For projects under $2,500, the contractor must file the combined form with the awarding agency, which must sign the form and send a copy to L&I within 30 days. Filing fees are waived. No payment may be made until the awarding agency approves the form, and the agency must retain a copy of the document for three years.
For limited public works projects under $50,000, the same process applies but with a different form. Filing fees for both the intent and affidavit apply.
The combined intent and affidavit forms are available to contractors through the L&I Contractors/Employers Portal and may also be viewed through the L&I Awarding Agency Portal.
Some local agencies are authorized to use unit-priced (on-call) public works contracts. Unlike traditional public works contracts, unit-priced contracts do not identify a particular project or total dollar value, but instead establish “unit prices” for an indefinite quantity of work over a period of time, often for small public works projects such as repair, renovation, or maintenance of public facilities.
For these unit-priced contracts, prevailing wage rates must be updated annually, using the rates in effect at the beginning of each contract year, and intents and affidavits for prevailing wages paid must be submitted annually for all work completed during the previous 12 months.
For more information on unit-priced contracts, see our page Unit-Priced (On-Call) Public Works Contracts.
Warranty work is work done after completion of the contract in accordance with guarantees built into the contract. Work under a warranty is subject to the original prevailing wage for the contract that created the warranty obligation. The original project Intent to Pay Prevailing Wages is still valid, but the Affidavit of Wages will need to be updated for the new hours of work and any new trades or occupations used.

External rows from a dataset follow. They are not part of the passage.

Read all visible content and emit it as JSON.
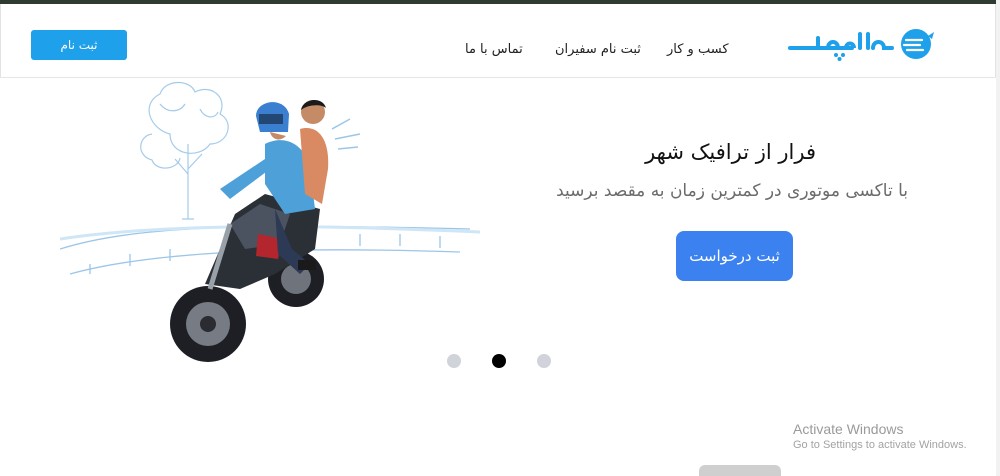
{
  "header": {
    "register_label": "ثبت نام",
    "nav": [
      "کسب و کار",
      "ثبت نام سفیران",
      "تماس با ما"
    ],
    "logo_text": "الوپیک"
  },
  "hero": {
    "title": "فرار از ترافیک شهر",
    "subtitle": "با تاکسی موتوری در کمترین زمان به مقصد برسید",
    "cta_label": "ثبت درخواست",
    "image": "motorcycle-taxi-illustration"
  },
  "carousel": {
    "slide_count": 3,
    "active_index": 1
  },
  "watermark": {
    "title": "Activate Windows",
    "subtitle": "Go to Settings to activate Windows."
  },
  "colors": {
    "brand": "#1fa0ea",
    "cta": "#3b82f0",
    "dot_inactive": "#d0d3da",
    "dot_active": "#000000"
  }
}
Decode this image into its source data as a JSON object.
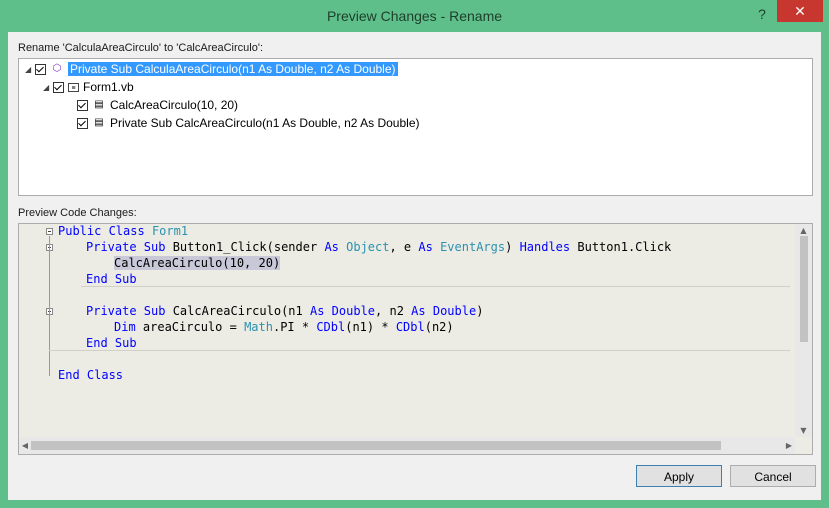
{
  "window": {
    "title": "Preview Changes - Rename",
    "help_label": "?",
    "close_label": "✕"
  },
  "rename_label": "Rename 'CalculaAreaCirculo' to 'CalcAreaCirculo':",
  "tree": [
    {
      "label": "Private Sub CalculaAreaCirculo(n1 As Double, n2 As Double)",
      "icon": "method-icon",
      "selected": true,
      "checked": true
    },
    {
      "label": "Form1.vb",
      "icon": "vb-file-icon",
      "checked": true
    },
    {
      "label": "CalcAreaCirculo(10, 20)",
      "icon": "reference-icon",
      "checked": true
    },
    {
      "label": "Private Sub CalcAreaCirculo(n1 As Double, n2 As Double)",
      "icon": "reference-icon",
      "checked": true
    }
  ],
  "preview_label": "Preview Code Changes:",
  "code": {
    "line1": {
      "kw1": "Public Class",
      "ty1": "Form1"
    },
    "line2": {
      "kw1": "Private Sub",
      "t1": " Button1_Click(sender ",
      "kw2": "As",
      "ty1": "Object",
      "t2": ", e ",
      "kw3": "As",
      "ty2": "EventArgs",
      "t3": ") ",
      "kw4": "Handles",
      "t4": " Button1.Click"
    },
    "line3": {
      "hl": "CalcAreaCirculo(10, 20)"
    },
    "line4": {
      "kw1": "End Sub"
    },
    "line5": {
      "kw1": "Private Sub",
      "t1": " CalcAreaCirculo(n1 ",
      "kw2": "As",
      "kw3": "Double",
      "t2": ", n2 ",
      "kw4": "As",
      "kw5": "Double",
      "t3": ")"
    },
    "line6": {
      "kw1": "Dim",
      "t1": " areaCirculo = ",
      "ty1": "Math",
      "t2": ".PI * ",
      "kw2": "CDbl",
      "t3": "(n1) * ",
      "kw3": "CDbl",
      "t4": "(n2)"
    },
    "line7": {
      "kw1": "End Sub"
    },
    "line8": {
      "kw1": "End Class"
    }
  },
  "buttons": {
    "apply": "Apply",
    "cancel": "Cancel"
  }
}
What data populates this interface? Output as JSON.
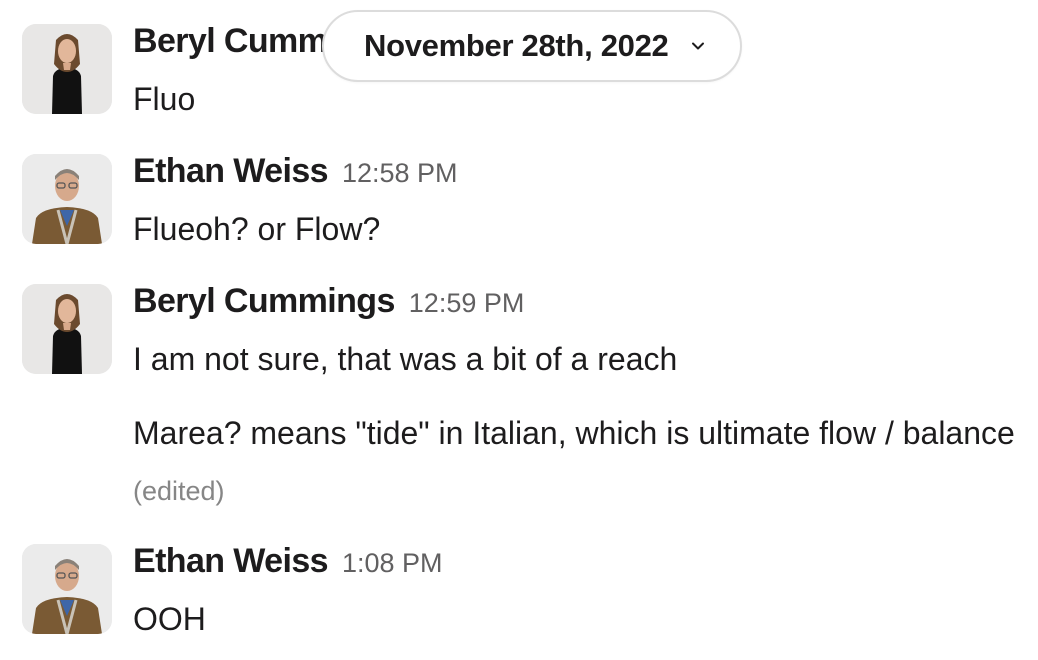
{
  "date_divider": {
    "label": "November 28th, 2022",
    "icon": "chevron-down-icon"
  },
  "messages": [
    {
      "author": "Beryl Cummings",
      "time": "",
      "avatar": "avatar-beryl-cummings",
      "lines": [
        "Fluo"
      ]
    },
    {
      "author": "Ethan Weiss",
      "time": "12:58 PM",
      "avatar": "avatar-ethan-weiss",
      "lines": [
        "Flueoh? or Flow?"
      ]
    },
    {
      "author": "Beryl Cummings",
      "time": "12:59 PM",
      "avatar": "avatar-beryl-cummings",
      "lines": [
        "I am not sure, that was a bit of a reach",
        "Marea? means \"tide\" in Italian, which is ultimate flow / balance"
      ],
      "edited_label": "(edited)"
    },
    {
      "author": "Ethan Weiss",
      "time": "1:08 PM",
      "avatar": "avatar-ethan-weiss",
      "lines": [
        "OOH"
      ]
    }
  ],
  "colors": {
    "text": "#1d1c1d",
    "timestamp": "#616061",
    "edited": "#868686",
    "pill_border": "#dcdcdc"
  }
}
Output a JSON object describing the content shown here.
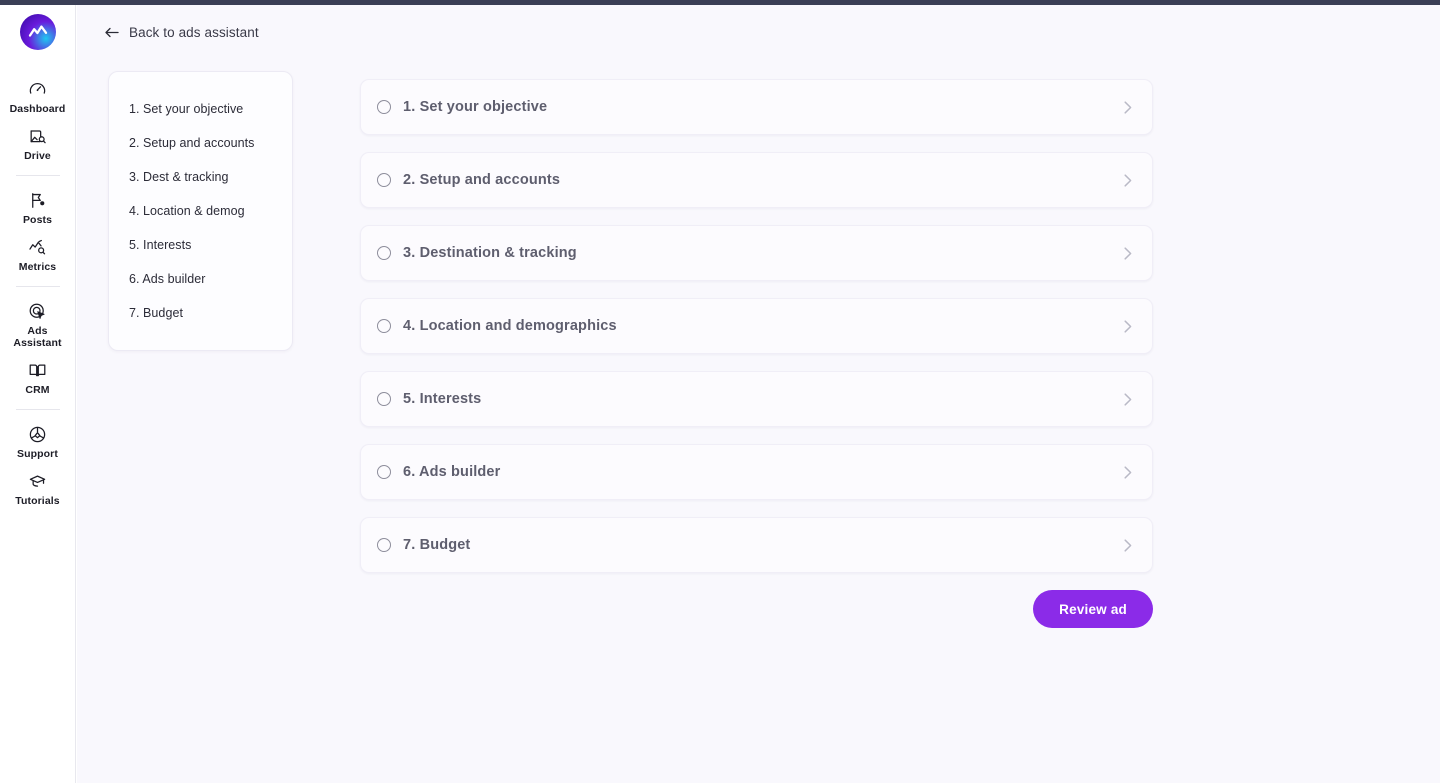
{
  "theme": {
    "accent": "#8b2be8",
    "page_bg": "#f9f8fd",
    "rail_bg": "#ffffff",
    "card_bg": "#fcfbfe",
    "title_color": "#5e5e6e",
    "top_chrome": "#3b3f56"
  },
  "rail": {
    "logo_name": "app-logo",
    "groups": [
      {
        "items": [
          {
            "id": "dashboard",
            "label": "Dashboard",
            "icon": "gauge-icon"
          },
          {
            "id": "drive",
            "label": "Drive",
            "icon": "media-search-icon"
          }
        ]
      },
      {
        "items": [
          {
            "id": "posts",
            "label": "Posts",
            "icon": "flag-icon"
          },
          {
            "id": "metrics",
            "label": "Metrics",
            "icon": "chart-search-icon"
          }
        ]
      },
      {
        "items": [
          {
            "id": "ads-assistant",
            "label": "Ads\nAssistant",
            "label_line1": "Ads",
            "label_line2": "Assistant",
            "icon": "target-cursor-icon"
          },
          {
            "id": "crm",
            "label": "CRM",
            "icon": "book-icon"
          }
        ]
      },
      {
        "items": [
          {
            "id": "support",
            "label": "Support",
            "icon": "lifebuoy-icon"
          },
          {
            "id": "tutorials",
            "label": "Tutorials",
            "icon": "graduation-cap-icon"
          }
        ]
      }
    ]
  },
  "back_link": {
    "label": "Back to ads assistant",
    "icon": "arrow-left-icon"
  },
  "steps_nav": {
    "items": [
      {
        "label": "1. Set your objective"
      },
      {
        "label": "2. Setup and accounts"
      },
      {
        "label": "3. Dest & tracking"
      },
      {
        "label": "4. Location & demog"
      },
      {
        "label": "5. Interests"
      },
      {
        "label": "6. Ads builder"
      },
      {
        "label": "7. Budget"
      }
    ]
  },
  "cards": [
    {
      "title": "1. Set your objective",
      "checked": false
    },
    {
      "title": "2. Setup and accounts",
      "checked": false
    },
    {
      "title": "3. Destination & tracking",
      "checked": false
    },
    {
      "title": "4. Location and demographics",
      "checked": false
    },
    {
      "title": "5. Interests",
      "checked": false
    },
    {
      "title": "6. Ads builder",
      "checked": false
    },
    {
      "title": "7. Budget",
      "checked": false
    }
  ],
  "review_button": {
    "label": "Review ad"
  }
}
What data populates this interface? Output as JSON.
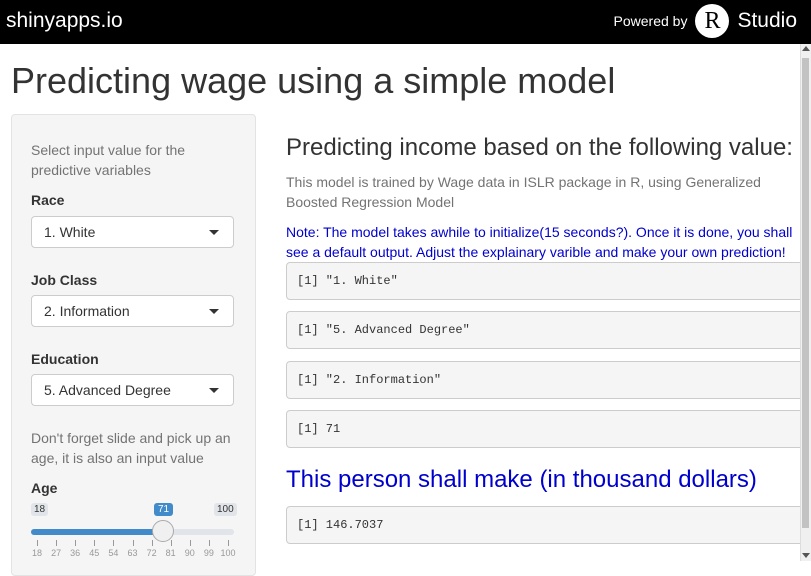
{
  "header": {
    "brand": "shinyapps.io",
    "powered_by": "Powered by",
    "r_letter": "R",
    "studio": "Studio"
  },
  "page_title": "Predicting wage using a simple model",
  "sidebar": {
    "intro": "Select input value for the predictive variables",
    "race": {
      "label": "Race",
      "value": "1. White"
    },
    "jobclass": {
      "label": "Job Class",
      "value": "2. Information"
    },
    "education": {
      "label": "Education",
      "value": "5. Advanced Degree"
    },
    "slider_note": "Don't forget slide and pick up an age, it is also an input value",
    "age": {
      "label": "Age",
      "min": "18",
      "max": "100",
      "value": "71",
      "value_fraction": 0.65,
      "ticks": [
        "18",
        "27",
        "36",
        "45",
        "54",
        "63",
        "72",
        "81",
        "90",
        "99",
        "100"
      ]
    }
  },
  "main": {
    "heading": "Predicting income based on the following value:",
    "description": "This model is trained by Wage data in ISLR package in R, using Generalized Boosted Regression Model",
    "note": "Note: The model takes awhile to initialize(15 seconds?). Once it is done, you shall see a default output. Adjust the explainary varible and make your own prediction!",
    "outputs": [
      "[1] \"1. White\"",
      "[1] \"5. Advanced Degree\"",
      "[1] \"2. Information\"",
      "[1] 71"
    ],
    "result_heading": "This person shall make (in thousand dollars)",
    "result": "[1] 146.7037"
  },
  "colors": {
    "accent": "#428bca",
    "note": "#0000cc"
  }
}
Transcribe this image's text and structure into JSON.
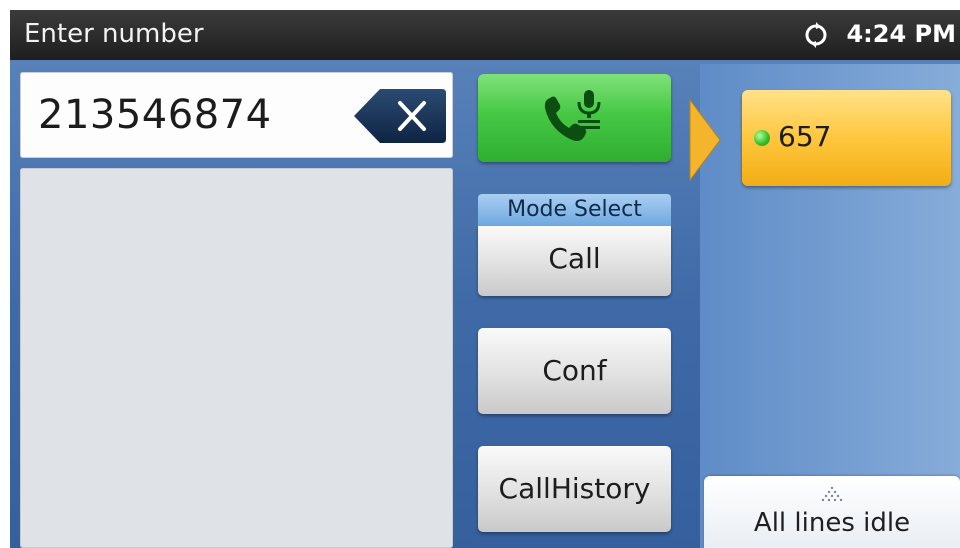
{
  "status_bar": {
    "title": "Enter number",
    "sync_icon": "sync-icon",
    "time": "4:24 PM"
  },
  "dialer": {
    "number_value": "213546874",
    "backspace_icon": "backspace-icon"
  },
  "actions": {
    "dial_icon": "phone-speaker-icon",
    "mode_select_label": "Mode Select",
    "mode_value": "Call",
    "conf_label": "Conf",
    "history_label": "CallHistory"
  },
  "lines": {
    "active_line": "657",
    "status_color": "#38c22d",
    "idle_label": "All lines idle",
    "expand_icon": "expand-up-icon"
  },
  "colors": {
    "dial_green": "#47c845",
    "line_amber": "#ffc73e",
    "mode_blue": "#6fa8e0"
  }
}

RCW 39.04.260 states that any work, construction, alteration, repair, or improvement, other than ordinary maintenance, that the state or a municipality causes to be performed by a private party through a contract to rent, lease, or purchase at least 50% of the project by one or more state agencies or municipalities must pay prevailing wages in compliance with chapter 39.12 RCW.
The responsibility for an accurate determination resides with the awarding agency. Failure to comply can hold the awarding agency responsible for unpaid prevailing wages.
Below are some of the common prevailing wage mistakes local agencies make:
- Failing to notify contractors that prevailing wages are required on a public works or building maintenance/janitorial contract
- Failing to comply with responsible bidder criteria (contractor registration, debarment status, workers compensation premium status – see RCW 39.04.350)
- Failing to obtain intents and affidavits for all subcontractors
- Paying the contractor before obtaining the statements of intent
- For federally funded projects, failing to pay the higher of the state/federal wages
- Failing to manage records and ensure that contractors pay prevailing wages
- Failing to obtain a contractor’s certified payrolls when required
To avoid these mistakes and ensure the correct prevailing wages are being paid, we suggest creating a series of internal controls such as:
- Verifying that the prevailing wage rates listed in the contract documents are correct
- Verifying the scope of work being performed to avoid discrepancies between the wage class information given to the employee and the actual type of work the employee is performing
- Obtaining appropriate documentation to verify responsible bidder criteria
- Conducting periodic job site inspections and worker interviews
- Keeping accurate records for all contractors and subcontractors on a project, including payroll and fringe benefits